COVID-19 Information

Everyone 12 and over is eligible for vaccination.

Getting Vaccinated

Loyola Medicine is currently vaccinating patients aged 12 years and older who are recommended for vaccination. Anyone under 18 years old will need to come with their parent/guardian for their vaccine appointment.

When can I get the vaccine?

The best way to stay informed and schedule your vaccine as soon as possible is through myLoyola.

Updated Vaccine Clinic Hours

Please note the following updated COVID-19 Vaccine Clinic hours and walk-in hours now in effect. Vaccine clinics will be closed on Sundays.

Effective August 1, 2021

Loyola University Medical Center - Mulcahy Building
Mondays: 10 am - 6 pm

Gottlieb Memorial Hospital
Tuesdays and Thursdays: 9 am - 5 pm
1st, 3rd, and 5th Saturdays of the month: 9 am - 5 pm

MacNeal Hospital
Wednesdays and Fridays: 9 am - 5 pm
2nd and 4th Saturdays of the month: 9 am - 5 pm 

Walk-in Hours

Loyola University Medical Center - Mulcahy Building
Mondays: 10 am - 2 pm

Gottlieb Memorial Hospital
Tuesdays and Thursdays: 9 am - 1 pm
1st, 3rd, and 5th Saturdays of the month: 9 am - 1 pm

MacNeal Hospital
Wednesdays and Fridays:  9 am - 1 pm
2nd and 4th Saturdays of the month:
 9 am - 1 pm

You can also register with the Cook County Department of Public Health.

You can download step-by-step instructions for scheduling your vaccine appointment through myLoyola.

COVID-19: What are the side effects of the COVID-19 vaccines?

What are the Side Effects of the COVID-19 Vaccine?

Paloma Garcia, PharmD, director of inpatient pharmacy at Loyola University Medical Center, discusses the side effects of the Pfizer and Moderna COVID-19 vaccines. In addition to reviewing the common side effects, Dr. Garcia also covers how to treat them and when to talk to your doctor about side effects.
COVID-19 Video Library →

What is COVID-19?

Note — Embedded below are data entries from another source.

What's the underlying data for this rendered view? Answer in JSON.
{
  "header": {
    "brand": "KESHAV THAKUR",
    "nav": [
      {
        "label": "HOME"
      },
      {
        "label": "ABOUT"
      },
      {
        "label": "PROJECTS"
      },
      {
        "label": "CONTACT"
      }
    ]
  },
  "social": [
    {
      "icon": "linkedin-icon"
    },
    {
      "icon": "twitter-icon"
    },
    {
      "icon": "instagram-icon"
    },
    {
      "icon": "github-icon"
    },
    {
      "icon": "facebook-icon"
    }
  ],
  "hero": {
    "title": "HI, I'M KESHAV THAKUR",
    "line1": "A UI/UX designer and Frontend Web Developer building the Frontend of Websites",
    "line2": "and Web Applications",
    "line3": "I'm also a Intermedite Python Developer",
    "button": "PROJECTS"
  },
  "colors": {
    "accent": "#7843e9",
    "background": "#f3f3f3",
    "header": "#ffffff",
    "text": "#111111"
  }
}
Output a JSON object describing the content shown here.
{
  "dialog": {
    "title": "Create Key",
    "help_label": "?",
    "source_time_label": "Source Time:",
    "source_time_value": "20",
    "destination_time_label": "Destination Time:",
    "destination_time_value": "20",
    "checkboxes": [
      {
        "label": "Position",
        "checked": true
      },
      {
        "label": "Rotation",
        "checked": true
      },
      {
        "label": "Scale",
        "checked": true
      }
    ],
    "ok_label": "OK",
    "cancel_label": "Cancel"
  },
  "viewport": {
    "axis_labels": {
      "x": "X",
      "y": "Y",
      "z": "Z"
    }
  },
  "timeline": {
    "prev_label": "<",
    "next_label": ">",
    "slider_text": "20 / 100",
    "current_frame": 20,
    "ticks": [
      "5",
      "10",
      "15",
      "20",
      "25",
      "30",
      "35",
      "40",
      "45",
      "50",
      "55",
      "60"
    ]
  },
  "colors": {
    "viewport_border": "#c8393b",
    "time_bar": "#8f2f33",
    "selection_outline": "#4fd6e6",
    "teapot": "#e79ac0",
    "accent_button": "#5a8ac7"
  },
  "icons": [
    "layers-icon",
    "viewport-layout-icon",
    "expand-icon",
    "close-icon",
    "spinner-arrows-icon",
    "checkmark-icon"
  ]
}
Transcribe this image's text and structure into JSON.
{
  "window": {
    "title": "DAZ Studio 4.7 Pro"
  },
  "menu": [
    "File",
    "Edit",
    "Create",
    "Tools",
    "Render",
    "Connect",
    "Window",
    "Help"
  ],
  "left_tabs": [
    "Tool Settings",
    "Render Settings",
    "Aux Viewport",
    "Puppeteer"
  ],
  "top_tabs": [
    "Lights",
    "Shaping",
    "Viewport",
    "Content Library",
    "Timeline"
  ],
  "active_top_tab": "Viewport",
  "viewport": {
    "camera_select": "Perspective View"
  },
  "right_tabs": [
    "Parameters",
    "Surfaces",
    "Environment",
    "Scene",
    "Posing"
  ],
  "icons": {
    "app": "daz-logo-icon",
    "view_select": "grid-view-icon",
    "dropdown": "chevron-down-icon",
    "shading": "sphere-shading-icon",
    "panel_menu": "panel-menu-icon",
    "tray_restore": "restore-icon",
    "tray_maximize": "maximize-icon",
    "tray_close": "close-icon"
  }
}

COVID-19 is a new or novel, coronavirus. It is highly contagious. COVID-19 is transmitted person-to-person, with illnesses ranging from mild to severe. Person-to-person spread means being in close contact with an infected person or through respiratory droplets produced when an infected person coughs or sneezes. We are learning new information about this virus every day, including what is effective in stopping the spread and potential treatments.